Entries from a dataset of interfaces

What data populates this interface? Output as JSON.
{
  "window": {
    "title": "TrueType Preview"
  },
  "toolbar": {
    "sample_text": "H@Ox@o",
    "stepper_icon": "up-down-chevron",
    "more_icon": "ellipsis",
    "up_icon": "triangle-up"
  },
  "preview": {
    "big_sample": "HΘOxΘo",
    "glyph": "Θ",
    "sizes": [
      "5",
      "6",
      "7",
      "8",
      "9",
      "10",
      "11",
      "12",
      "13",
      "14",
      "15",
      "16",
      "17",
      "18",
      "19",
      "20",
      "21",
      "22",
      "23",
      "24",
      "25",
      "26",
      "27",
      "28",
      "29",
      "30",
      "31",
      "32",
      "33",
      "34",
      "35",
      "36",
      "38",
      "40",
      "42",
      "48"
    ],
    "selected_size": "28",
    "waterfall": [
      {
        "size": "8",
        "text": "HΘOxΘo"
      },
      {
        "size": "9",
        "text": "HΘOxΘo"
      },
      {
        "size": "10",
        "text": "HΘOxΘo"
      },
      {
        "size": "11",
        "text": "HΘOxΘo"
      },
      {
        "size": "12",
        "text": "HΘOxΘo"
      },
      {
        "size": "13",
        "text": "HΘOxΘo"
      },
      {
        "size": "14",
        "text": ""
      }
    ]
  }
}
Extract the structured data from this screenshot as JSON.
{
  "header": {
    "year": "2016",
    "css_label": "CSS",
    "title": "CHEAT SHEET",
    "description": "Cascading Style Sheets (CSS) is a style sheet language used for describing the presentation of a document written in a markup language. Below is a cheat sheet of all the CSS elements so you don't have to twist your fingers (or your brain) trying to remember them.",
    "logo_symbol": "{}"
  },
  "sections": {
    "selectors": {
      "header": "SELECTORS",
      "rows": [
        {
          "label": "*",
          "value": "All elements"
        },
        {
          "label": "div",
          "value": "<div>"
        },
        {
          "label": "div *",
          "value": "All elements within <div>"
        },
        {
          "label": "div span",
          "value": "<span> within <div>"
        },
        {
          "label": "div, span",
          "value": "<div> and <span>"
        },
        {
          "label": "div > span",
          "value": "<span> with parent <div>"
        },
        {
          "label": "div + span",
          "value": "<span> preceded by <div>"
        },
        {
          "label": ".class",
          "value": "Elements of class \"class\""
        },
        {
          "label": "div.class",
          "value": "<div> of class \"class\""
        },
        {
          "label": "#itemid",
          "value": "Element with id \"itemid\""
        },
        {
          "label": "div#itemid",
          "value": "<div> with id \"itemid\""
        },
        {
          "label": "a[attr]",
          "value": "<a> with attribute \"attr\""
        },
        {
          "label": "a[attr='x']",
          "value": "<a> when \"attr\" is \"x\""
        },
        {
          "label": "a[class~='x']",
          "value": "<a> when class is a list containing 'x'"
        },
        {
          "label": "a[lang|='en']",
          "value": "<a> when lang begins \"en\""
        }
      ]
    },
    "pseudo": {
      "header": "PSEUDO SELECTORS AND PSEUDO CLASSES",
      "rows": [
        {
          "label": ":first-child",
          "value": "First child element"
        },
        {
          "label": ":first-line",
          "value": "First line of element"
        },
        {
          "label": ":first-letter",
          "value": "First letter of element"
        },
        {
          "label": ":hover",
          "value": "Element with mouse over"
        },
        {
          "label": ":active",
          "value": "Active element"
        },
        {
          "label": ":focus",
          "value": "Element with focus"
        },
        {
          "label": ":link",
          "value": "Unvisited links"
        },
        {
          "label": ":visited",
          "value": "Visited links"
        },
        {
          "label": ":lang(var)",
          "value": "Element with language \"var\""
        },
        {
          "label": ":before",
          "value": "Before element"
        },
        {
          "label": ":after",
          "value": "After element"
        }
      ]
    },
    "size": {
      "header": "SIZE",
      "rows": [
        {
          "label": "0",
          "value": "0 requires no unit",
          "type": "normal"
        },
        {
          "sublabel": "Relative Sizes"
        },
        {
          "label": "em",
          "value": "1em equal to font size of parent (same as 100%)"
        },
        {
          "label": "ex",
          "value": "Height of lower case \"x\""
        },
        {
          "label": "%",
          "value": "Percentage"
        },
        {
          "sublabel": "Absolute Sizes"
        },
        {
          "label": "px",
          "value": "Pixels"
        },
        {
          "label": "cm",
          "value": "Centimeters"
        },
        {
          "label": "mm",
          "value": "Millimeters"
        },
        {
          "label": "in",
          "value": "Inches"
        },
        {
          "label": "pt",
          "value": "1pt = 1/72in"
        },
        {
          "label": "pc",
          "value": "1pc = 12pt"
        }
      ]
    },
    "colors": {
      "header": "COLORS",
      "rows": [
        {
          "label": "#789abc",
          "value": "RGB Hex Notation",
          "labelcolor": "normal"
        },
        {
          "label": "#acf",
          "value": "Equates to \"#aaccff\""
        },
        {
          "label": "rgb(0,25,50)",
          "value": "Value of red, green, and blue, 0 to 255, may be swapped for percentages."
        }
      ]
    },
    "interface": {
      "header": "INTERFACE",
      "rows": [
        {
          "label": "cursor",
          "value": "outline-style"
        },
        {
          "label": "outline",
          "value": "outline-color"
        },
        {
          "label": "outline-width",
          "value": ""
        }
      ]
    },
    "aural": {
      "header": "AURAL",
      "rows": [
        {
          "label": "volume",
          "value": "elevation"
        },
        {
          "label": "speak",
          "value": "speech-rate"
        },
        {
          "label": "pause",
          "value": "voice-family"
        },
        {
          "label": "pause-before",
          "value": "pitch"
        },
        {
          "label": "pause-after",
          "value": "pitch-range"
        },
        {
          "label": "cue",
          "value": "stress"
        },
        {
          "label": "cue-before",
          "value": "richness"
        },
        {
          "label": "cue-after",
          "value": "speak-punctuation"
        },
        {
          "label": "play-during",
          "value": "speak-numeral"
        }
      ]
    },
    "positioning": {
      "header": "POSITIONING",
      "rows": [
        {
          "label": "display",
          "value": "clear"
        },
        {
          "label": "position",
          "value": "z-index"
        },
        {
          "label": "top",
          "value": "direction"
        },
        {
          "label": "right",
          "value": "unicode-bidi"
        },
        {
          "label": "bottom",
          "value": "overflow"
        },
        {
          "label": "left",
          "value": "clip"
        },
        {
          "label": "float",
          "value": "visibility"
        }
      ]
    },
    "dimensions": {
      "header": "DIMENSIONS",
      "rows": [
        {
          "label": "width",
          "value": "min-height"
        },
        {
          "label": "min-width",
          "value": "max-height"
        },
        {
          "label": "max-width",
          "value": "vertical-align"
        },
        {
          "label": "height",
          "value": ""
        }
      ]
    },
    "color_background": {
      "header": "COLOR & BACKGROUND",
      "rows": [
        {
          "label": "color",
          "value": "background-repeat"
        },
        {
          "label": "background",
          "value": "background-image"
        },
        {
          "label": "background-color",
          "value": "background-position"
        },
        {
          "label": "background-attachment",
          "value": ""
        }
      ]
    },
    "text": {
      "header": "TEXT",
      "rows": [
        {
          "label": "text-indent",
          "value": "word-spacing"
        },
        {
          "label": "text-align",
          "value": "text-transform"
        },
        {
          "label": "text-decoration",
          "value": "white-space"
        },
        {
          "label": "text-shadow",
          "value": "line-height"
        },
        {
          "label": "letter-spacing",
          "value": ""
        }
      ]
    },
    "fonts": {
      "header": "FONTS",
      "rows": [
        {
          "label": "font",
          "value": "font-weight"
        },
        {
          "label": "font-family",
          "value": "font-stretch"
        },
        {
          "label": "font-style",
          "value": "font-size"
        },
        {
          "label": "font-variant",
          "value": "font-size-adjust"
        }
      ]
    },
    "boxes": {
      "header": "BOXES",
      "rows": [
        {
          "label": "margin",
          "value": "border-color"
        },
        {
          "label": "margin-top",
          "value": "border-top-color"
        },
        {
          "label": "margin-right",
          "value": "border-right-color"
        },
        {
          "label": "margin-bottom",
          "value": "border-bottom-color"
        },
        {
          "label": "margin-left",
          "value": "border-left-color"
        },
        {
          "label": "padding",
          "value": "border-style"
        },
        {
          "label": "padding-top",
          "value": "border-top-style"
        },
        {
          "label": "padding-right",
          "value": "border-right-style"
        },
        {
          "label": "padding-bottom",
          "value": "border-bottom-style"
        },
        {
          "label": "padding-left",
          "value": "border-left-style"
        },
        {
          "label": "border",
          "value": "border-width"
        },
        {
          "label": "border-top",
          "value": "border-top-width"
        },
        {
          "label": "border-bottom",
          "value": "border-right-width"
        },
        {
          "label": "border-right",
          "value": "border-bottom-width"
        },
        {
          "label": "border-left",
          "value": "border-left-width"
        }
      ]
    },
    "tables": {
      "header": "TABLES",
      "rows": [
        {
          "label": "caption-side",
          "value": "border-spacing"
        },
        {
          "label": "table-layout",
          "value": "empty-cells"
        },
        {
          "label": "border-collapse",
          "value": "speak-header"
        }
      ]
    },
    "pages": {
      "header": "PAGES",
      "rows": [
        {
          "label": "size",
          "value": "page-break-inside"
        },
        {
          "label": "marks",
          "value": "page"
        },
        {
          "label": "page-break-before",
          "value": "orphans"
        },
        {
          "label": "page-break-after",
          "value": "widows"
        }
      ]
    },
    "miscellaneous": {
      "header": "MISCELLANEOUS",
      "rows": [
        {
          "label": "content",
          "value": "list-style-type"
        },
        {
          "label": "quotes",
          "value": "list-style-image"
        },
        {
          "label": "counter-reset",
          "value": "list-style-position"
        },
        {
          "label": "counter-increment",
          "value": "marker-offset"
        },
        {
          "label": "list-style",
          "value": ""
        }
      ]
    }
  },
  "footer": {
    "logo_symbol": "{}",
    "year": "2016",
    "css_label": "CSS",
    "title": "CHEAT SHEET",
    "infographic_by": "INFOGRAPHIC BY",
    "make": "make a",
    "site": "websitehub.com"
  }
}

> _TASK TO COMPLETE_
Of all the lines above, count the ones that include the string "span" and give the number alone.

> _TASK SOLUTION_
8